THE COURT: I know absolutely nothing about video games, but how in the world would the quality of a video game be affected in this fashion?
MR. PAYNTER: Well, in the same way that, any time, Your Honor, a market becomes uncompetitive, there’s not the same incentive by the entity that’s monopolized the market to continue to invest in that product. And you know, I’m not a video game player, either, Your Honor… But my understanding is, you know, there are websites out there that review these games. And you know, we have alleged that, at the time, that the Take-Two game was widely viewed as a higher-quality game, presumably, Your Honor, in terms of the graphics.
THE COURT: Maybe that would be fun, a fun issue for us to decide or allow a jury to decide that. We could have a lot of fun in this case….
THE COURT: Why are consumers harmed by the corralling all of the licensors, as you allege Electronic Arts has done, as opposed to the competitive harm that Mr. Wall speculates about that might befall Arena Football and the NCAA and these subsequent licensors?
MR. PAYNTER: Well, precisely, Your Honor.

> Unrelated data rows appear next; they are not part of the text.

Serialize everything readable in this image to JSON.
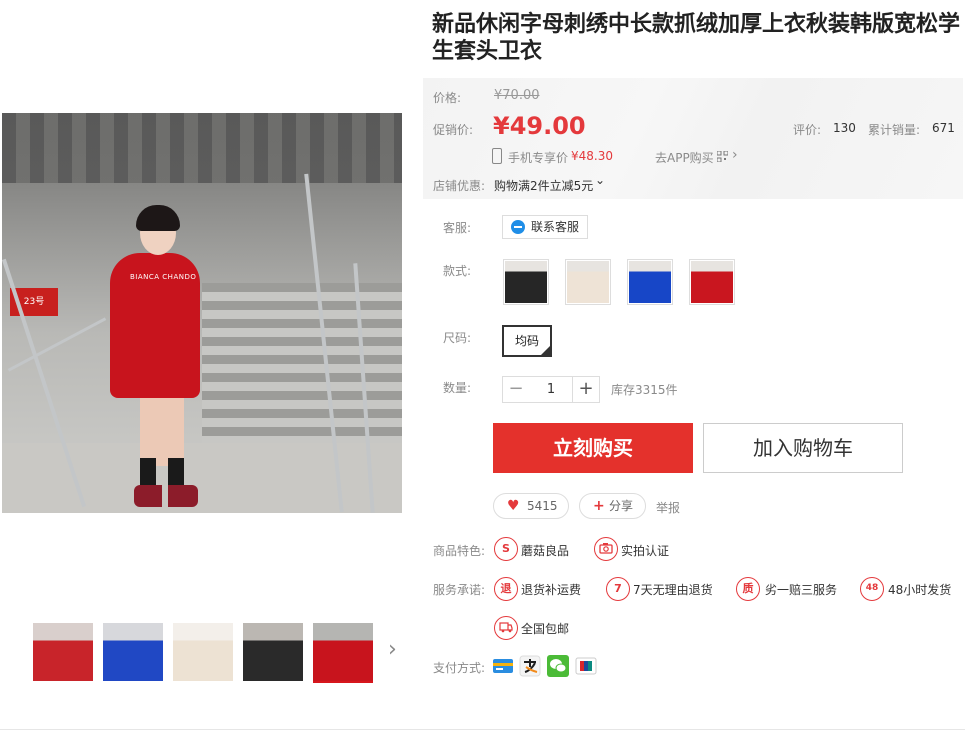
{
  "product": {
    "title": "新品休闲字母刺绣中长款抓绒加厚上衣秋装韩版宽松学生套头卫衣"
  },
  "price_panel": {
    "price_label": "价格:",
    "original_price": "¥70.00",
    "promo_label": "促销价:",
    "promo_price": "¥49.00",
    "rating_label": "评价:",
    "rating_count": "130",
    "sales_label": "累计销量:",
    "sales_count": "671",
    "mobile_label": "手机专享价",
    "mobile_price": "¥48.30",
    "app_label": "去APP购买",
    "app_chevron": "›",
    "store_promo_label": "店铺优惠:",
    "store_promo_value": "购物满2件立减5元",
    "store_promo_chevron": "⌄"
  },
  "service": {
    "label": "客服:",
    "button": "联系客服"
  },
  "styles": {
    "label": "款式:",
    "options": [
      {
        "name": "black",
        "color": "#262626"
      },
      {
        "name": "beige",
        "color": "#eee3d6"
      },
      {
        "name": "blue",
        "color": "#1746c7"
      },
      {
        "name": "red",
        "color": "#c9161f"
      }
    ]
  },
  "size": {
    "label": "尺码:",
    "selected": "均码"
  },
  "quantity": {
    "label": "数量:",
    "minus": "−",
    "value": "1",
    "plus": "+",
    "stock": "库存3315件"
  },
  "actions": {
    "buy": "立刻购买",
    "cart": "加入购物车"
  },
  "social": {
    "likes": "5415",
    "share": "分享",
    "report": "举报"
  },
  "features": {
    "label": "商品特色:",
    "items": [
      {
        "icon": "S",
        "text": "蘑菇良品"
      },
      {
        "icon": "camera-icon",
        "text": "实拍认证"
      }
    ]
  },
  "promises": {
    "label": "服务承诺:",
    "items": [
      {
        "icon": "退",
        "text": "退货补运费"
      },
      {
        "icon": "7",
        "text": "7天无理由退货"
      },
      {
        "icon": "质",
        "text": "劣一赔三服务"
      },
      {
        "icon": "48",
        "text": "48小时发货"
      },
      {
        "icon": "truck-icon",
        "text": "全国包邮"
      }
    ]
  },
  "payment": {
    "label": "支付方式:"
  },
  "gallery": {
    "sign_text": "23号",
    "hoodie_text": "BIANCA CHANDO",
    "thumbnails": [
      {
        "name": "red",
        "color": "#c8242a",
        "bg": "#d9cfcc"
      },
      {
        "name": "blue",
        "color": "#2048c4",
        "bg": "#d7d8dc"
      },
      {
        "name": "beige",
        "color": "#ede2d3",
        "bg": "#f3efea"
      },
      {
        "name": "black",
        "color": "#2a2a2a",
        "bg": "#bbb7b2"
      },
      {
        "name": "red-stairs",
        "color": "#c8141d",
        "bg": "#b5b5b2"
      }
    ],
    "next_arrow": "›"
  },
  "colors": {
    "accent": "#e4393c",
    "buy_button": "#e4312c"
  }
}
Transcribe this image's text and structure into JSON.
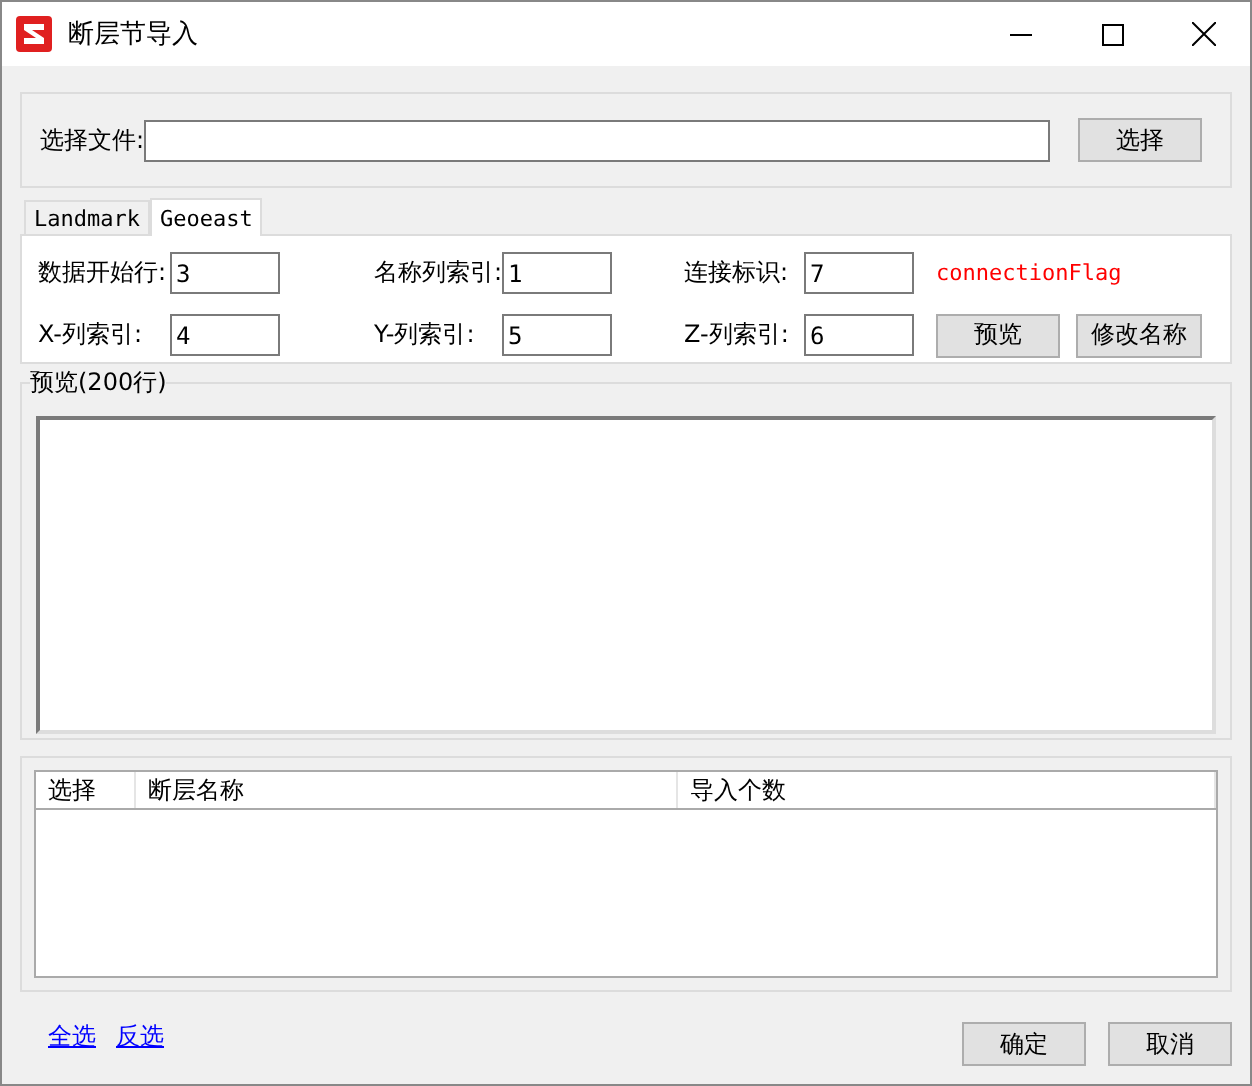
{
  "window": {
    "title": "断层节导入"
  },
  "file_group": {
    "label": "选择文件:",
    "button": "选择"
  },
  "tabs": [
    {
      "label": "Landmark",
      "selected": false
    },
    {
      "label": "Geoeast",
      "selected": true
    }
  ],
  "params": [
    {
      "label": "数据开始行:",
      "value": "3"
    },
    {
      "label": "名称列索引:",
      "value": "1"
    },
    {
      "label": "连接标识:",
      "value": "7"
    },
    {
      "label": "X-列索引:",
      "value": "4"
    },
    {
      "label": "Y-列索引:",
      "value": "5"
    },
    {
      "label": "Z-列索引:",
      "value": "6"
    }
  ],
  "flag_hint": "connectionFlag",
  "param_buttons": [
    "预览",
    "修改名称"
  ],
  "preview": {
    "title": "预览(200行)"
  },
  "table": {
    "columns": [
      "选择",
      "断层名称",
      "导入个数"
    ]
  },
  "links": [
    "全选",
    "反选"
  ],
  "buttons": [
    "确定",
    "取消"
  ]
}
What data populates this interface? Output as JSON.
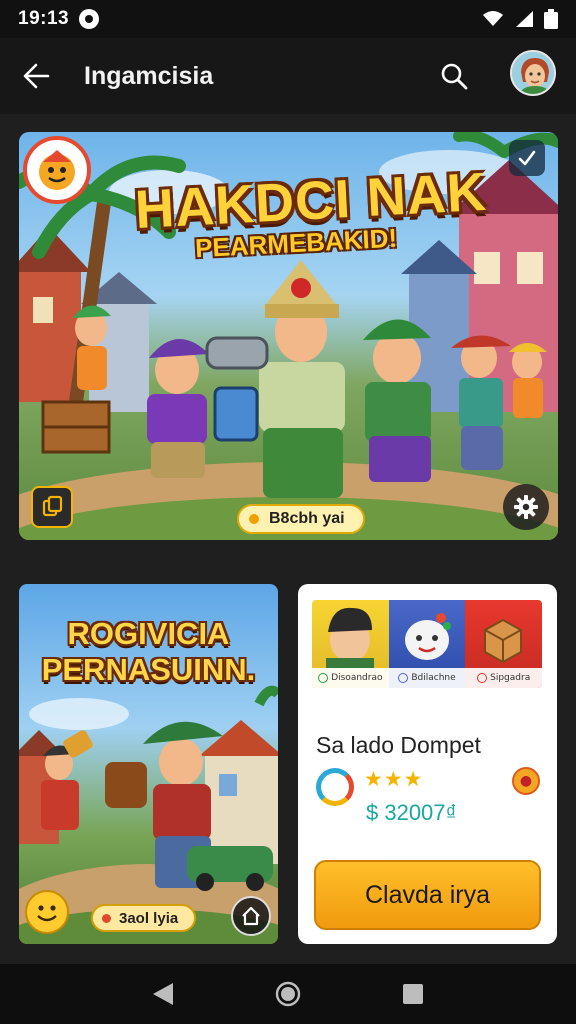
{
  "status_bar": {
    "time": "19:13"
  },
  "app_bar": {
    "title": "Ingamcisia",
    "back_icon": "arrow-left-icon",
    "search_icon": "search-icon"
  },
  "hero": {
    "title": "HAKDCI NAK",
    "subtitle": "PEARMEBAKID!",
    "pill_label": "B8cbh yai"
  },
  "game_card": {
    "title_line1": "ROGIVICIA",
    "title_line2": "PERNASUINN.",
    "pill_label": "3aol lyia"
  },
  "wallet_card": {
    "tiles": [
      {
        "label": "Disoandrao",
        "color": "#f7d432"
      },
      {
        "label": "Bdilachne",
        "color": "#4a68c8"
      },
      {
        "label": "Sipgadra",
        "color": "#e8382e"
      }
    ],
    "title": "Sa lado Dompet",
    "stars": "★★★",
    "amount": "$ 32007₫",
    "cta_label": "Clavda irya"
  },
  "colors": {
    "accent": "#f5a623",
    "background": "#1f1f1f",
    "teal": "#1aa7a0"
  }
}
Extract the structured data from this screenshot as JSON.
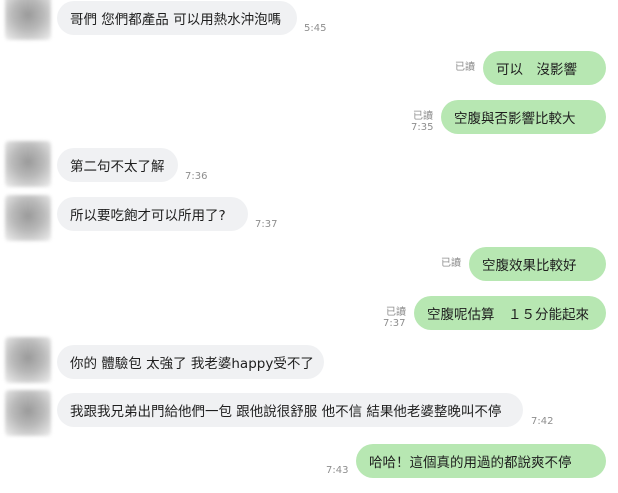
{
  "messages": [
    {
      "side": "in",
      "text": "哥們 您們都產品 可以用熱水沖泡嗎",
      "time": "5:45",
      "read": ""
    },
    {
      "side": "out",
      "text": "可以　沒影響",
      "time": "",
      "read": "已讀"
    },
    {
      "side": "out",
      "text": "空腹與否影響比較大",
      "time": "7:35",
      "read": "已讀"
    },
    {
      "side": "in",
      "text": "第二句不太了解",
      "time": "7:36",
      "read": ""
    },
    {
      "side": "in",
      "text": "所以要吃飽才可以所用了?",
      "time": "7:37",
      "read": ""
    },
    {
      "side": "out",
      "text": "空腹效果比較好",
      "time": "",
      "read": "已讀"
    },
    {
      "side": "out",
      "text": "空腹呢估算　１５分能起來",
      "time": "7:37",
      "read": "已讀"
    },
    {
      "side": "in",
      "text": "你的 體驗包 太強了 我老婆happy受不了",
      "time": "",
      "read": ""
    },
    {
      "side": "in",
      "text": "我跟我兄弟出門給他們一包 跟他說很舒服 他不信 結果他老婆整晚叫不停",
      "time": "7:42",
      "read": ""
    },
    {
      "side": "out",
      "text": "哈哈！這個真的用過的都說爽不停",
      "time": "7:43",
      "read": ""
    }
  ]
}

He speculates about it because that’s all he can do, speculate about it; whereas, the consumer harm for consumers is clear. They were able to buy interactive football software for, you know, $19, and now they’re paying $60 as a result of this — as a result of this conduct. And you know, look, Your Honor, we’re not — we’re certainly not saying that exclusive licenses are always anticompetitive. There may be competitive reasons to sign
them… one would have to weigh the, as one always does, the pro-competitive affects against the
The difference between a five-year acquisition [such as EA’s NFL license] and a permanent acquisition, Your Honor, is simply a matter of degree in the sense that, you know, Electronic Arts would be able to jack up their prices for a longer period of time, harming more consumers. But from the perspective of a consumer right now, Your Honor, for the term of a five-year agreement, which is not by any means a short-term agreement, is precisely the same. And what I mean by that, Your Honor, is if you look at it from a perspective of a consumer right now in a store thinking about
buying Madden ’09, there is not a single consumer there sitting in the store thinking to themselves that, you know, "Madden is really overpriced right now, so why don’t I wait until 2012 and maybe the price will come down, you know, if some other competitor enters the market?" So from a perspective of a consumer right now, Your Honor, these might as well be permanent acquisitions….
(additional argument takes place at some length…)
THE COURT: So that means we wouldn’t have a jury trial. We would have a bench trial. It would be a lot easier to play the games.
MR. WALL: It would be, yeah. We would only need one machine. It would be much better. But we would have a bench trial where what? Your Honor is going to assess the relative quality of games before and after exclusivity contracts? That should be interesting.
THE COURT: I’m up for any challenge.
MR. WALL: Well, it would be quite a challenge. I’ll observe — not that it matters at this point. But it probably should be universally understood that quality increases under exclusivity. That’s one of the reasons people have exclusives, because it creates the incentive to invest more in quality…
There is no allegation that we conspired with Take-Two. There is no allegation that the NFL conspire[d] with the AFL or the NCAA. The only action [claim]offered, is that, on three separate bidding occasions, Electronic Arts showed up and bid for what was offered, and it won. And that’s what is [alleged to be] illegal, that it won. It’s [allegedly] anticompetitive to win three times. That’s the theory of this case….
DOCUMENT DUMP: Grab your copy of the full transcript here.